- [RECORDS FOR THE TASK]

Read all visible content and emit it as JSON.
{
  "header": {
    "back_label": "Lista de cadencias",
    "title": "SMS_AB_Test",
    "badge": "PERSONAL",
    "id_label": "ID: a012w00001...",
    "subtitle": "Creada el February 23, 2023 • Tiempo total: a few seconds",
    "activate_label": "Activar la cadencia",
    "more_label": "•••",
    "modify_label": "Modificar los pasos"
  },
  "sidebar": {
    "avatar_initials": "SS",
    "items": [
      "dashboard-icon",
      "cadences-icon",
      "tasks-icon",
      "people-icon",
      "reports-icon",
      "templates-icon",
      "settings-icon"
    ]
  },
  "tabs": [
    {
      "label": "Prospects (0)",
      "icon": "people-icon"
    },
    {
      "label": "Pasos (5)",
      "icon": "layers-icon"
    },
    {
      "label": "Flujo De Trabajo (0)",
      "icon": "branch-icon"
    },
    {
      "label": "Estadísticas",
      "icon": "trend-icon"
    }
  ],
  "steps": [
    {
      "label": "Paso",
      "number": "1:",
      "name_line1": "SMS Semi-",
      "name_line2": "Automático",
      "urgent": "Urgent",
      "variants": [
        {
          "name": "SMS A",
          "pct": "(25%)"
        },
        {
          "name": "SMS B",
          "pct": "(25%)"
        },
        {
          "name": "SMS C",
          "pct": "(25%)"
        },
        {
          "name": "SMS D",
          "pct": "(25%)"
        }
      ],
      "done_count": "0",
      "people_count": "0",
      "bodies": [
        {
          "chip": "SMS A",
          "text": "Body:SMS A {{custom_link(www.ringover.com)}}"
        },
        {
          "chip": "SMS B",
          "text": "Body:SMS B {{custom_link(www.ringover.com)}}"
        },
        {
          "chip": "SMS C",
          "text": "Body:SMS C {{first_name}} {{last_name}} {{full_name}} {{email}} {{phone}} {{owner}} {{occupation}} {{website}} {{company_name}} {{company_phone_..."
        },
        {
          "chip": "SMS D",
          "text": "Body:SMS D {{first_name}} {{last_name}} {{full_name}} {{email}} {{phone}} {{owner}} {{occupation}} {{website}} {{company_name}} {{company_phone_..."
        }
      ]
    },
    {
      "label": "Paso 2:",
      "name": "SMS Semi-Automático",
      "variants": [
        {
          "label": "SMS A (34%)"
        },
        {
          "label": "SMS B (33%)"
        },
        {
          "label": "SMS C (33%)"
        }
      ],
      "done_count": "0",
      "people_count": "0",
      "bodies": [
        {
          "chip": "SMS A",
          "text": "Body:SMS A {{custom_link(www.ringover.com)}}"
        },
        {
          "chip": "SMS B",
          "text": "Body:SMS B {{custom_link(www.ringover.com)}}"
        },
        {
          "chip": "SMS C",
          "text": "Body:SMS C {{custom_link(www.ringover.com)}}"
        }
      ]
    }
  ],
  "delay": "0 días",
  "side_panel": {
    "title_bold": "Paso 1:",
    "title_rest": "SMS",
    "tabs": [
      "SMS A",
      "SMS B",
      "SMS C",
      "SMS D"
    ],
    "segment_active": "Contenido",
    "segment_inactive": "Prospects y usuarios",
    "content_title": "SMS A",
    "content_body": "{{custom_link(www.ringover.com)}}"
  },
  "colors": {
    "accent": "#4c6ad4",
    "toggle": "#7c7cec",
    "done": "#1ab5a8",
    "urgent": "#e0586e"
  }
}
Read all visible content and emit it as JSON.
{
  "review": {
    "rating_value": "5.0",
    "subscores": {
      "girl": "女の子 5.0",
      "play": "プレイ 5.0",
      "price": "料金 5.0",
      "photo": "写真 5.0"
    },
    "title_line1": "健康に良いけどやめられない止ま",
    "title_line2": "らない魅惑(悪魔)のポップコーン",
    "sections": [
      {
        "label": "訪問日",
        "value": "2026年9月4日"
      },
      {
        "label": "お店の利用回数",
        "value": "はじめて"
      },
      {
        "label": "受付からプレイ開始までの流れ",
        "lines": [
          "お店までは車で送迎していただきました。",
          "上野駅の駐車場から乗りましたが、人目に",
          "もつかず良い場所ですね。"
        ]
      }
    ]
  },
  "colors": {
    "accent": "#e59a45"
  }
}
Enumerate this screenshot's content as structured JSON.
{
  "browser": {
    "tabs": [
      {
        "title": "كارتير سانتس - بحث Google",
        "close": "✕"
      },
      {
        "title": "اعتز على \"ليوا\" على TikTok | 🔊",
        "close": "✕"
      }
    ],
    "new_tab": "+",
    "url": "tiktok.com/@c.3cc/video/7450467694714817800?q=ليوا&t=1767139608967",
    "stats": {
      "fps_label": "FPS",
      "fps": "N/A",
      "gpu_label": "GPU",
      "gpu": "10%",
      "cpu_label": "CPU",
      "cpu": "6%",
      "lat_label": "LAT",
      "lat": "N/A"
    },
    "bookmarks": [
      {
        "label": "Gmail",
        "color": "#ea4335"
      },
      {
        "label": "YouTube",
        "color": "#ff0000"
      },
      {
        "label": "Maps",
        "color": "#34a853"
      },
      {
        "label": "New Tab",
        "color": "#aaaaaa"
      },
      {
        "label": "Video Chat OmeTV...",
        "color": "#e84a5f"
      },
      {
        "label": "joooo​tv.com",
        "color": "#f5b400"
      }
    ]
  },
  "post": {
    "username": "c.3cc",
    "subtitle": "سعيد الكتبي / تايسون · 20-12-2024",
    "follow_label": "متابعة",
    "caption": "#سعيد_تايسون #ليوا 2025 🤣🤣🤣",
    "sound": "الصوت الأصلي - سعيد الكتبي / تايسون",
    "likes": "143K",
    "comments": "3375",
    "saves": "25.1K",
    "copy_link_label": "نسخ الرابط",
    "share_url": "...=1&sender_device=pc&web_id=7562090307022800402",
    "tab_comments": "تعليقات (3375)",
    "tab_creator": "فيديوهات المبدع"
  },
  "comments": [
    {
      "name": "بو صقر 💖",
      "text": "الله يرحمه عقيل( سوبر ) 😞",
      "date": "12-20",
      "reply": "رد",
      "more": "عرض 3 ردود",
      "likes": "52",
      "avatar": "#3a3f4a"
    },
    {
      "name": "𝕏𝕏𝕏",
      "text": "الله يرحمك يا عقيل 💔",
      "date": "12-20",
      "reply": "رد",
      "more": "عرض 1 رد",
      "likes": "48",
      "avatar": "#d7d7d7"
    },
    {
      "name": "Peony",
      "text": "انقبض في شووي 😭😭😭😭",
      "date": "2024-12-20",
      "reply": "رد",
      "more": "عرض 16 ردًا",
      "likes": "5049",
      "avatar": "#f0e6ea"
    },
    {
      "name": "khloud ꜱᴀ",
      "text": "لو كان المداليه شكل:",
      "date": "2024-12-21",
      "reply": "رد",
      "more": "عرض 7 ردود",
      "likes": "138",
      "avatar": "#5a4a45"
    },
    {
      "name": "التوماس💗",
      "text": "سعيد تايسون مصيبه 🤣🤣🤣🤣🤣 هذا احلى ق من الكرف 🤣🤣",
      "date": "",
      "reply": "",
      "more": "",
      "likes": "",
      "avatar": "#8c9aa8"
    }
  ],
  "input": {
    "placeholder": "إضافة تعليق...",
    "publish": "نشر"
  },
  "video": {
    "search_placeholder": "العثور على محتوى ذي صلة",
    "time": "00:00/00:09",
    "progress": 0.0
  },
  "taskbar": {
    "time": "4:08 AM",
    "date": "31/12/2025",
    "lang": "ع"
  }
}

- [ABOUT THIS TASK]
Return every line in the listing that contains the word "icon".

- [PROBLEM SOLUTION]
      "dashboard-icon",
      "cadences-icon",
      "tasks-icon",
      "people-icon",
      "reports-icon",
      "templates-icon",
      "settings-icon"
      "icon": "people-icon"
      "icon": "layers-icon"
      "icon": "branch-icon"
      "icon": "trend-icon"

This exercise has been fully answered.